and restrained foreign policy abroad, i will -- >> not a realistic setting. >> people for symbolic purposes. >> joe doesn't like paper money either. he wants to get rid of the dollar bill. >> we are into a bartering system at the scarborough house. >> you got a problem saying we should rebrand the party. it's a little whacko. nothing wrong with being a little whacko. >> can you admit your party is a little whacko? >> absolutely! there is extremists on both sides but if you put a bunch of people in a room, can you say that too and they did this weekend. >> left wing activists in a room? so outnumbered. makes me sad. >>> how to turn your child into a better student. dr. david satcher will be here and alexis glick with a report on that. also with us -- ♪ >> i tried to recover here from the way we started but we end the block badly too. also with us is chuck todd and the "the washington post" eugene robinson. up next a look at the top stories and the politico pl playbook. >>> in new england and mid-atlantic, winter forecast a lot of you with a snow day throughout tuesday. isn't so much today
. >> or foreign policy. >> spoiler alert, we got bin laden. >> i have an announcement to make. >> reporter: it's become a desperate quest to avoid the dreaded spoiler. things have got on it a point where you can't say much of anything for fear of spoiling something for the people around you. but does the fault lie with the spoiler or the spoilee? >> if you care enough about a show that it would bother you to be spoiled, then watch the show when it airs, and if you can't watch the show, then it's incumbent upon you to stay off twitter, stay off the internet and don't talk to your friends who watch the show. >> reporter: another spoiler rule? respect the statute of limitations. >> you can't say omar got killed on "the wire" because someone will say oh, i just started the dvds and i'm on season three and i can't believe did you that to me. that show was on in like 2002. >> reporter: at some point, big and small screen civil society expects to you know that rosebud is a sled, the kid sees dead people and kristen shot j.r. and spoiler alert, matthew, hurry up. >> i can't watch it again. no. >> the

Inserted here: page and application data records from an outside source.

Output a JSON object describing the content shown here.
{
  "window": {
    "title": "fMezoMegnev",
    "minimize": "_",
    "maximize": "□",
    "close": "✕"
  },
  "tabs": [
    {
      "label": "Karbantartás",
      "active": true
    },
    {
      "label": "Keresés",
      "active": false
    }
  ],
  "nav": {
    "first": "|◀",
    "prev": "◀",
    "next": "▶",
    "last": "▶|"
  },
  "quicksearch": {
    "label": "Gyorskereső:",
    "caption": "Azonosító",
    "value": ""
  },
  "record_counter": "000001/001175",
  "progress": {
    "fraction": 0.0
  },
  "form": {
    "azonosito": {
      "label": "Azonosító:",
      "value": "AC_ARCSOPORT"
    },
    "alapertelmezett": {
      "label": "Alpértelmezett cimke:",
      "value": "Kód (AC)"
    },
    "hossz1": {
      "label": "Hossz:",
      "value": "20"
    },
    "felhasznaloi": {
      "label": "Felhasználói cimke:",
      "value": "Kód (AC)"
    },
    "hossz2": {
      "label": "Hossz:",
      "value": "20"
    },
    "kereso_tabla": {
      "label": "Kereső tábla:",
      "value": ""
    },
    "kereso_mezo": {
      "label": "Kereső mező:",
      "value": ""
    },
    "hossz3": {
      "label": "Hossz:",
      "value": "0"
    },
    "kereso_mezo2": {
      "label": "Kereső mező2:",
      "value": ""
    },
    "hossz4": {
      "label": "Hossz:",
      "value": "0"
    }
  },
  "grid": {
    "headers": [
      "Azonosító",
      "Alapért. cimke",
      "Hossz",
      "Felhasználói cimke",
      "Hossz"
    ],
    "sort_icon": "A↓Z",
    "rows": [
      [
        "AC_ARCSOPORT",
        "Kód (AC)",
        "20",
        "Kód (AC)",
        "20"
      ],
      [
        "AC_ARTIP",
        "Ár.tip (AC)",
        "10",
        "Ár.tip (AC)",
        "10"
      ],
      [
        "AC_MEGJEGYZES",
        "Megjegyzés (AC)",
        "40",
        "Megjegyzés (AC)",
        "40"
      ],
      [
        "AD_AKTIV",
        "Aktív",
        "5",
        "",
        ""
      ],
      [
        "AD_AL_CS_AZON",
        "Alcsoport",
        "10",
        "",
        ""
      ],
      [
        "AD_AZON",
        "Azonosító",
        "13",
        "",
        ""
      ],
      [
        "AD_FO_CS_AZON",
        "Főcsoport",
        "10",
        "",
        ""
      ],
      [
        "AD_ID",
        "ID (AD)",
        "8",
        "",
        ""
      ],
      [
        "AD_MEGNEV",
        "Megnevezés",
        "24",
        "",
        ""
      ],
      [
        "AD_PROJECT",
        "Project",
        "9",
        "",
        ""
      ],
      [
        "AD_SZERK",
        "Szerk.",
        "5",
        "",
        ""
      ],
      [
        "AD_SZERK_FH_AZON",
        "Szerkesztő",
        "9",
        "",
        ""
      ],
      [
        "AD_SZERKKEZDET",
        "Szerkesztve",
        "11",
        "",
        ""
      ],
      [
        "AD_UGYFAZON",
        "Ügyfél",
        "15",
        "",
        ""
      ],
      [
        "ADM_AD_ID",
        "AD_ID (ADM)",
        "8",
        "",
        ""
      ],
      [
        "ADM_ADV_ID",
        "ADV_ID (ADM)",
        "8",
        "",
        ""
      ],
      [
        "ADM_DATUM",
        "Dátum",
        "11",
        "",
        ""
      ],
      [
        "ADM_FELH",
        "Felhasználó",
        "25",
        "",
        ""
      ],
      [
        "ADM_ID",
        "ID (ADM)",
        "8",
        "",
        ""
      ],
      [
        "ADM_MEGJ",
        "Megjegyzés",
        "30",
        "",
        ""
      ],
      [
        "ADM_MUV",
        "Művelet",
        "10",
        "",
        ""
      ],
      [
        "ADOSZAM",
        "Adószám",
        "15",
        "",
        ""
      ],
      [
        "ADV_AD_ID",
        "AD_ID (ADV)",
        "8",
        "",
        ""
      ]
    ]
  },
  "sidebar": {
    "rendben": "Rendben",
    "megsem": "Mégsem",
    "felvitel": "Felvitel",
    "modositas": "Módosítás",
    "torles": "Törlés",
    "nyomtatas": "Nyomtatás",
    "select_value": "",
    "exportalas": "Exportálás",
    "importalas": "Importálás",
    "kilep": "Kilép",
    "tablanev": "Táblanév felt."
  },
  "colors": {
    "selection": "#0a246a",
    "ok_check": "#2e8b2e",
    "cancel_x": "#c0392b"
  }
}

Search Results 0 to 17 of about 18 (some duplicates have been removed)